A stroke won’t just affect you, but everyone around you too. It can put a strain on your relationships and can also affect your sex life. But there are things you can do to help you cope with the impact.
Acting FAST saves lives and improves recovery.
This page explains why you may have pain or headaches after a stroke and how they can be treated.
Information about the physical effects of stroke, such as swallowing difficulties, continence problems, pain and headaches.
How aphasia may affect your mood and emotions.
Discover how stroke research changed the story for both John and Karen – the real heroes behind our current research campaign
As part of our research programme, we fund exceptional candidates from stroke professional backgrounds to our prestigious Postgraduate and Postdoctoral Fellowship positions.
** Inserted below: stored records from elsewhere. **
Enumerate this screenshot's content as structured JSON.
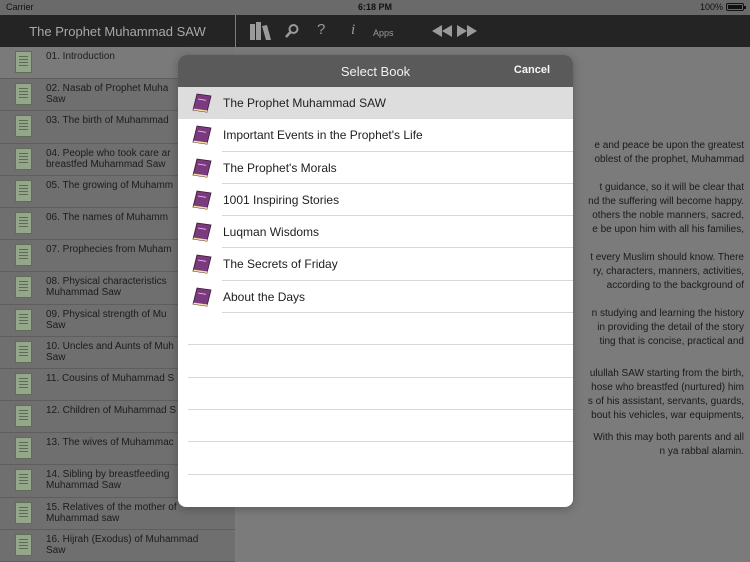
{
  "status": {
    "carrier": "Carrier",
    "time": "6:18 PM",
    "battery": "100%"
  },
  "left_bar": {
    "title": "The Prophet Muhammad SAW"
  },
  "toolbar": {
    "apps_label": "Apps",
    "help_label": "?",
    "info_label": "i"
  },
  "chapters": [
    "01. Introduction",
    "02. Nasab of Prophet Muha\nSaw",
    "03. The birth of Muhammad",
    "04. People who took care ar\nbreastfed Muhammad Saw",
    "05. The growing of Muhamm",
    "06. The names of Muhamm",
    "07. Prophecies from Muham",
    "08. Physical characteristics\nMuhammad Saw",
    "09. Physical strength of Mu\nSaw",
    "10. Uncles and Aunts of Muh\nSaw",
    "11. Cousins of Muhammad S",
    "12. Children of Muhammad S",
    "13. The wives of Muhammac",
    "14. Sibling by breastfeeding\nMuhammad Saw",
    "15. Relatives of the mother of\nMuhammad saw",
    "16. Hijrah (Exodus) of Muhammad\nSaw"
  ],
  "content": {
    "p1": "e and peace be upon the greatest\noblest of the prophet, Muhammad",
    "p2": "t guidance, so it will be clear that\nnd the suffering will become happy.\nothers the noble manners, sacred,\ne be upon him with all his families,",
    "p3": "t every Muslim should know. There\nry, characters, manners, activities,\naccording to the background of",
    "p4": "n studying and learning the history\nin providing the detail of the story\nting that is concise, practical and",
    "p5": "ulullah SAW starting from the birth,\nhose who breastfed (nurtured) him\ns of his assistant, servants, guards,\nbout his vehicles, war equipments,",
    "p6": "With this may both parents and all\nn ya rabbal alamin."
  },
  "modal": {
    "title": "Select Book",
    "cancel_label": "Cancel",
    "books": [
      "The Prophet Muhammad SAW",
      "Important Events in the Prophet's Life",
      "The Prophet's Morals",
      "1001 Inspiring Stories",
      "Luqman Wisdoms",
      "The Secrets of Friday",
      "About the Days"
    ]
  },
  "colors": {
    "book_icon": "#7b3a7e",
    "nav_bar": "#242424"
  }
}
Meet our new fellows for 2017.
Have you ever imagined yourself doing a marathon? Then imagine no more. This summer you could be taking on a marathon challenge on your own terms.
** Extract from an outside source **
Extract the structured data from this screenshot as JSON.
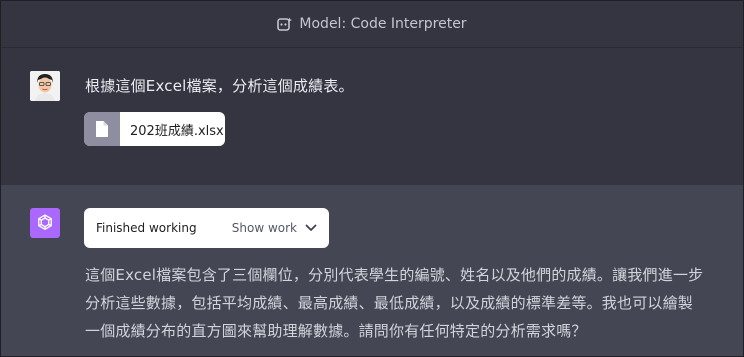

A stroke can cause changeable emotions. You might cry or laugh for no reason or swing from one emotional extreme to another. People with aphasia may also become more self-centred, which can be difficult for friends and relatives to deal with.
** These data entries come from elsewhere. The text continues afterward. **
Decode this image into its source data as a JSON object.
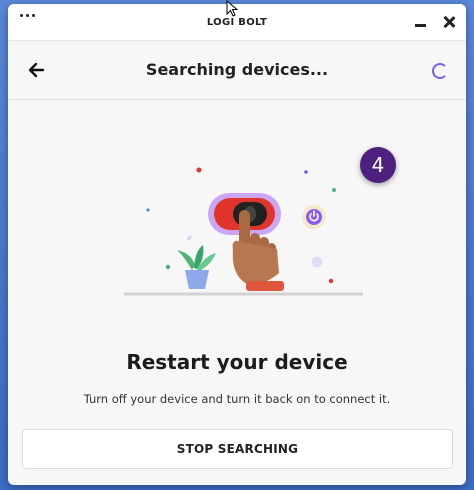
{
  "window": {
    "title": "LOGI BOLT"
  },
  "header": {
    "title": "Searching devices..."
  },
  "step_badge": "4",
  "content": {
    "heading": "Restart your device",
    "description": "Turn off your device and turn it back on to connect it."
  },
  "actions": {
    "stop_label": "STOP SEARCHING"
  },
  "colors": {
    "accent": "#7b5cf0",
    "badge": "#4e2080",
    "switch_red": "#e0342c"
  }
}
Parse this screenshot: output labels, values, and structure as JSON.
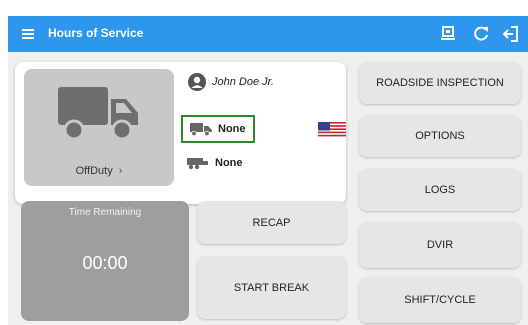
{
  "appbar": {
    "title": "Hours of Service",
    "background": "#2e96ed",
    "icons": [
      "menu-icon",
      "transfer-device-icon",
      "refresh-icon",
      "logout-icon"
    ]
  },
  "driver_card": {
    "status": "OffDuty",
    "status_icon": "truck-icon",
    "driver_name": "John Doe Jr.",
    "vehicle_label": "None",
    "trailer_label": "None",
    "flag": "us-flag-icon",
    "highlight_color": "#2e8b2e"
  },
  "time_remaining": {
    "label": "Time Remaining",
    "value": "00:00"
  },
  "buttons": {
    "recap": "RECAP",
    "start_break": "START BREAK",
    "roadside_inspection": "ROADSIDE INSPECTION",
    "options": "OPTIONS",
    "logs": "LOGS",
    "dvir": "DVIR",
    "shift_cycle": "SHIFT/CYCLE"
  }
}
New research review suggests that post-stroke fatigue is a symptom independent of depression, pain and sleep problems, and may depend on the 'excitability' of the movement part of the brain.